REQUIRED ACTION>
Which lines of the listing below contain the word "Plane"? Copy each of them.

++++++++

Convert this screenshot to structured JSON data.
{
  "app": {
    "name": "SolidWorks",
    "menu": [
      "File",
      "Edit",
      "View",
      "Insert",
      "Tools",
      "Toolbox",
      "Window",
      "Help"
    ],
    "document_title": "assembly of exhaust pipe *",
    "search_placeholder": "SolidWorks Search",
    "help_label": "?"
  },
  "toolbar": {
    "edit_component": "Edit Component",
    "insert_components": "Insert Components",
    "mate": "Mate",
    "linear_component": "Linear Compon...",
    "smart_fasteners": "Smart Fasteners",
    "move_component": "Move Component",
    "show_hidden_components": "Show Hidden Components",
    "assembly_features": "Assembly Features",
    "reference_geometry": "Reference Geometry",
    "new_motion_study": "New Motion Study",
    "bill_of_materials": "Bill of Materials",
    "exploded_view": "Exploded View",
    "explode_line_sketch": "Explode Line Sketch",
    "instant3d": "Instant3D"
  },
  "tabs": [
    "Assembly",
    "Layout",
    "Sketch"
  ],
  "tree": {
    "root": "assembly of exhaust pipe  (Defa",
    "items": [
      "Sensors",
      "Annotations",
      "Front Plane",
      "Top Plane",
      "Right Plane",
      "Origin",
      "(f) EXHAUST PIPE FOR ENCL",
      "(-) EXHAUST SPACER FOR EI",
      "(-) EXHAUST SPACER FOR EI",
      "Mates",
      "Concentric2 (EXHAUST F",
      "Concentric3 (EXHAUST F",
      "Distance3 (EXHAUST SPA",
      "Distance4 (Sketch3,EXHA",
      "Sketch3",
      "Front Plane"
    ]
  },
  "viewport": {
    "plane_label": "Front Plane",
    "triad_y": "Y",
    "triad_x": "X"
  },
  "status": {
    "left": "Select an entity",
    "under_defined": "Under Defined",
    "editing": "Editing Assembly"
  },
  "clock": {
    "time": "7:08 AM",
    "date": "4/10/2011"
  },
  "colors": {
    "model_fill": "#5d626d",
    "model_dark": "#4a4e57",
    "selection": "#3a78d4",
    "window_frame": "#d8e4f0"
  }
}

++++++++

ANSWER FOR THIS EXERCISE>
      "Front Plane",
      "Top Plane",
      "Right Plane",
      "Front Plane"
    "plane_label": "Front Plane",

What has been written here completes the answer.